If city officials get their way, residents will have to pay a fee for rainwater running off their properties.

As part of plugging a growing $8 million gap in the city’s budget, Mayor John DeStefano Jr. is proposing to create a new “stormwater authority” to bill property owners generating stormwater runoff for the city’s maintenance of a drainage system that must meet state and federal environmental regulations. Currently, that service is paid for by property taxes, meaning tax-exempt property owners, such as Yale, do not pay.

“The advantage of a stormwater billing system is it ties the cost to the generators of stormwater runoff,” DeStefano said in an interview. “If you have a large parking lot and no way of abating runoff, you’ll have to pay for that.”

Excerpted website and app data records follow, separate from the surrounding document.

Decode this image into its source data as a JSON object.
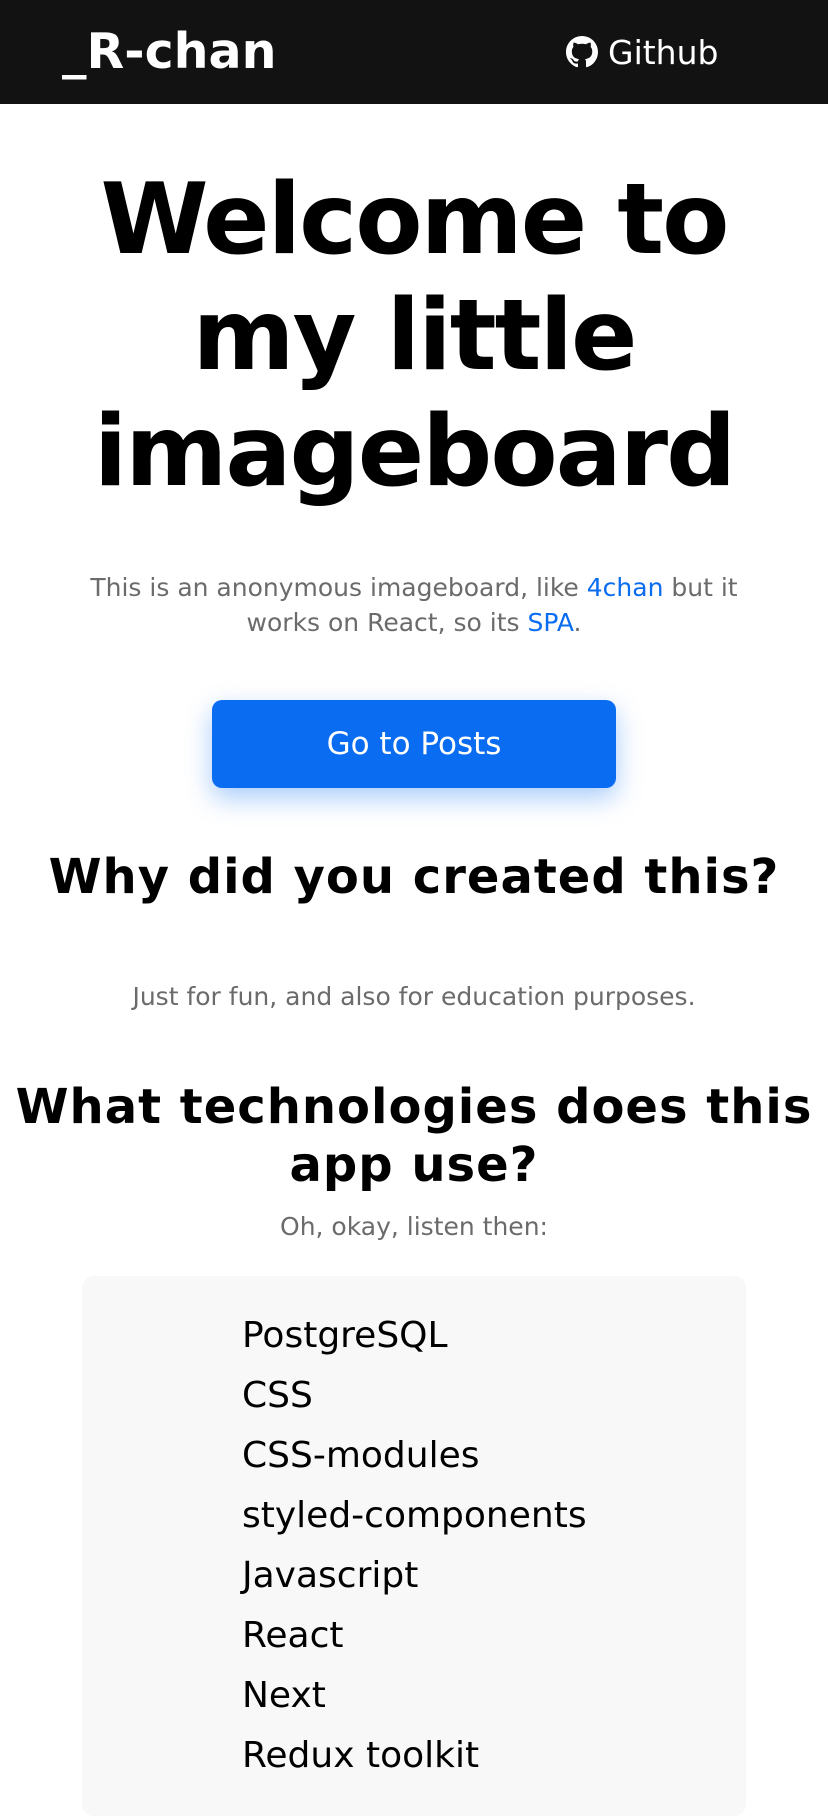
{
  "header": {
    "logo": "_R-chan",
    "github_label": "Github",
    "github_icon": "github-icon"
  },
  "hero": {
    "title_line1": "Welcome to",
    "title_line2": "my little",
    "title_line3": "imageboard",
    "subtitle_prefix": "This is an anonymous imageboard, like ",
    "subtitle_link1": "4chan",
    "subtitle_middle": " but it works on React, so its ",
    "subtitle_link2": "SPA",
    "subtitle_suffix": "."
  },
  "cta": {
    "label": "Go to Posts"
  },
  "faq": [
    {
      "question": "Why did you created this?",
      "answer": "Just for fun, and also for education purposes."
    },
    {
      "question": "What technologies does this app use?",
      "answer": "Oh, okay, listen then:"
    }
  ],
  "technologies": [
    "PostgreSQL",
    "CSS",
    "CSS-modules",
    "styled-components",
    "Javascript",
    "React",
    "Next",
    "Redux toolkit"
  ],
  "colors": {
    "header_bg": "#121212",
    "accent": "#0a6cf1",
    "muted_text": "#6b6b6b",
    "list_bg": "#f8f8f8"
  }
}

By billing property owners directly for the service, the mayor said he hopes the city can incentivize environmental responsibility. He said he hopes the fee-based structure of the system will cause more property owners to find ways to absorb water to reduce runoff into the city’s drainage infrastructure.

The project is expected to save the city about $2.4 million, Ward 1 Alderman Michael Jones ’11 said. Still, Jones said he is unsure how taxpayers will respond to the new fees.

Chief Administrative Officer Robert Smuts ’01 said the fees will be accompanied by a reduction in property taxes used for the runoff removal service, but whether or not the overall tax rate increases or decreases will depend on numerous other factors.

Smuts said the city wants the authority to be run by a board of directors, but overseen by the Board of Aldermen. No new staff will be required to establish the program, Smuts said.

“The only additional cost will be the tiny cost of mailing out the envelopes with fees,” Smuts said.

While New Haven’s would be the first stormwater authority in Connecticut, DeStefano said the city is in initial discussions with other towns in the area about forming a regional entity.

“We have an opportunity to collaborate and ultimately merge into a water pollution control authority that would provide services regionally and more cost-effectively,” DeStefano said.

Ward 29 Alderman and Board President Carl Goldfield said while he is still waiting for more information from the city, he is supportive of the proposal’s goal of “shifting the burden [of paying for runoff removal] from taxpayers to everyone who discharges stormwater.”

Jones said he also wants to learn more details about the proposal, but that he likes its potential to incentivize property owners to reduce their own runoff. He added that the fiscal impact on Yale is unlikely to be very significant.

The Board of Aldermen, which must approve the authority, will hold a public hearing on the proposal Jan. 20.